September 22, 2008


The University of Maine at Fort Kent will host a workshop entitled “What is Intellectual Property and Why Should You Care” on Thursday, October 2 from 1 to 4 p.m. in Nadeau Hall teleconference room.

The event is sponsored by Northern Maine Development Commission. Meriby Sweet is the facilitator of the workshop. This training is free, but pre-registration is required to manage space and handout materials.

All interested small business persons or individuals with an interest in creative thinking, design or involved in the creative economy should attend.

The workshop will give attendees an overview of intellectual property divided into two categories: Industrial property and processes, including inventions that may require patents, methods proprietary to your business, trademarks that distinguish your work, industrial designs, and physical indications of source; and copyright and trade secrets, which include literary and artistic works such as novels, choreography, poems and plays, films, musical works, artistic works such as drawings, paintings, photographs and sculptures, and architectural designs.  Even your recipes can be protected as intellectual property!
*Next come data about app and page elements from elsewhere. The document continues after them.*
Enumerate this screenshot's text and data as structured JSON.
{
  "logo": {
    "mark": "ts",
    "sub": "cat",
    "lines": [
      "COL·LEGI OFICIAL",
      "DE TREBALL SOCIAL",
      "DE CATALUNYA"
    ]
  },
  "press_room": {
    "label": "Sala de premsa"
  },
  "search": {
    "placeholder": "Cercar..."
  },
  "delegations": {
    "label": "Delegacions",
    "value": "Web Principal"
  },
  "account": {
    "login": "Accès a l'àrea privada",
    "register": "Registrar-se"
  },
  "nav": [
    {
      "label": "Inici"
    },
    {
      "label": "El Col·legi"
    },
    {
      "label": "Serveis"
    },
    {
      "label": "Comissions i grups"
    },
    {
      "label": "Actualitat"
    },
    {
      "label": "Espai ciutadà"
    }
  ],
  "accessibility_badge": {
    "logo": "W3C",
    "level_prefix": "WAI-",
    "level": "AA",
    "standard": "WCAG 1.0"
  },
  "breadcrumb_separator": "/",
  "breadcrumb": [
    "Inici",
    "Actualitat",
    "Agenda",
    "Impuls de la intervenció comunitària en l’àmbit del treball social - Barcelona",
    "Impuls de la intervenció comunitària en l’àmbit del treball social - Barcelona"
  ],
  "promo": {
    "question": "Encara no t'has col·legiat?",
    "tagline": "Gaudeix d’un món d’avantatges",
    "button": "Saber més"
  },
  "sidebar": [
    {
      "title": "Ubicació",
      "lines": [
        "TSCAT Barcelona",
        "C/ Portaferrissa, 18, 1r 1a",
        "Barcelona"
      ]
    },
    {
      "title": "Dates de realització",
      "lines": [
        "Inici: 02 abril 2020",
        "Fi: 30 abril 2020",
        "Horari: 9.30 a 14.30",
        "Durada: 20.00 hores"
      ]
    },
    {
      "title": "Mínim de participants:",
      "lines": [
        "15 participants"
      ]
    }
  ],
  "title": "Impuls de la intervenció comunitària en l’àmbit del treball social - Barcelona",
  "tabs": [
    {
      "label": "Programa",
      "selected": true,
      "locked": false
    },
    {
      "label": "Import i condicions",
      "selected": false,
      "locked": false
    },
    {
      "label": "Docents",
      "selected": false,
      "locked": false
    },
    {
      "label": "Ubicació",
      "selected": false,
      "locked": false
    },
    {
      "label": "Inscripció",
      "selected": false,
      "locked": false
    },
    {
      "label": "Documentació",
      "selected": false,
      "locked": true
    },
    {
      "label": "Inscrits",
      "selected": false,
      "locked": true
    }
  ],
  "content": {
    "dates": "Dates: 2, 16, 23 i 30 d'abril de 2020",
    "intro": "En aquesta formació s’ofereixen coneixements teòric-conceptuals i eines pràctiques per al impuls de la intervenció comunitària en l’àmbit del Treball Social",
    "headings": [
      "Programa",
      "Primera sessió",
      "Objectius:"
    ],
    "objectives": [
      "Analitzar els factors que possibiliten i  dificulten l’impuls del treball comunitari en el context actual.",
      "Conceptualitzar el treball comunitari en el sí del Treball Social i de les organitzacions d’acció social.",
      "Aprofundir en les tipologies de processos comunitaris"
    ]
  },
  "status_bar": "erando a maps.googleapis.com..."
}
Meriby Sweet of Nobleboro, Maine, is Center Director of the Maine Small Business Development Centers’ (Maine SBDC) tech-focus group, the Maine Small Business & Technology Development Centers (Maine SBTDC).

In 2003, Meriby was instrumental in successfully launching Maine SBTDC services to Maine’s technology-based companies. Those services include strategic technology planning, technology marketing strategies, funding and capitalization work, technology licensing strategies, and partnership development.

Maine SBDC is only the fourth SBDC program in four years of the national technology accreditation process to earn the “T” designation from the Association of Small Business Development Centers, joining North Carolina, Ohio, and Michigan as Small Business & Technology Development Centers (SBTCD).  Maine SBTDC was created this past winter after Maine SBDC met a rigorous national accreditation authorizing them to formally provide technology support to Maine’s 37,000 small and micro businesses and 100,000 independent workers.

Meriby’s Maine SBTDC center is located by the Maine Technology Institute (MTI) in Gardiner, where a two-year-old collaboration with MTI helped Maine SBDC earn its “T” designation.  Both organizations collaborate extensively on technology-intensive small businesses.  Maine SBDTC at MTI helps clients with the business planning necessary to apply for or utilize MTI funding.

In 2004, Meriby received a prestigious $5,000 scholarship which is awarded to only one recipient each year to attend Duke University’s Biotechnology for Business training. Knowledge gained from that training is being used to build on Maine SBTDC’s capacity to serve Maine’s biotechnology industry with business assistance, especially in the area of tech commercialization.

Meriby has been with Maine SBDTC for five years.  In her pervious twenty-year career with high-tech firms in California's Silicon Valley she served in senior product management positions for Leep Technology, which was acquired by, and Scopus Technology, which was acquired by Siebel Systems. She also was founder and president of Cynosure ABA, a business accelerator that fostered and subsidized small and start-up companies.

During her tenure as Product Marketing Director for Leep Technology, Ms. Sweet developed the company’s market focus on web-based customer relationship management. She also spearheaded new product launches as well as development of the firm’s informational materials, white papers, and public relations activities.

Meriby has also written extensively for leadership and technology conferences in Silicon Valley and has been published the Journal of the National Technical Association.

She is a Maine native and is a graduate of the University of Maine.

To pre-register, please contact Judy Dinsmore at or by phone at 498-8736 or 1-800-427-8736.  For more information or questions, please contact Rod Thompson at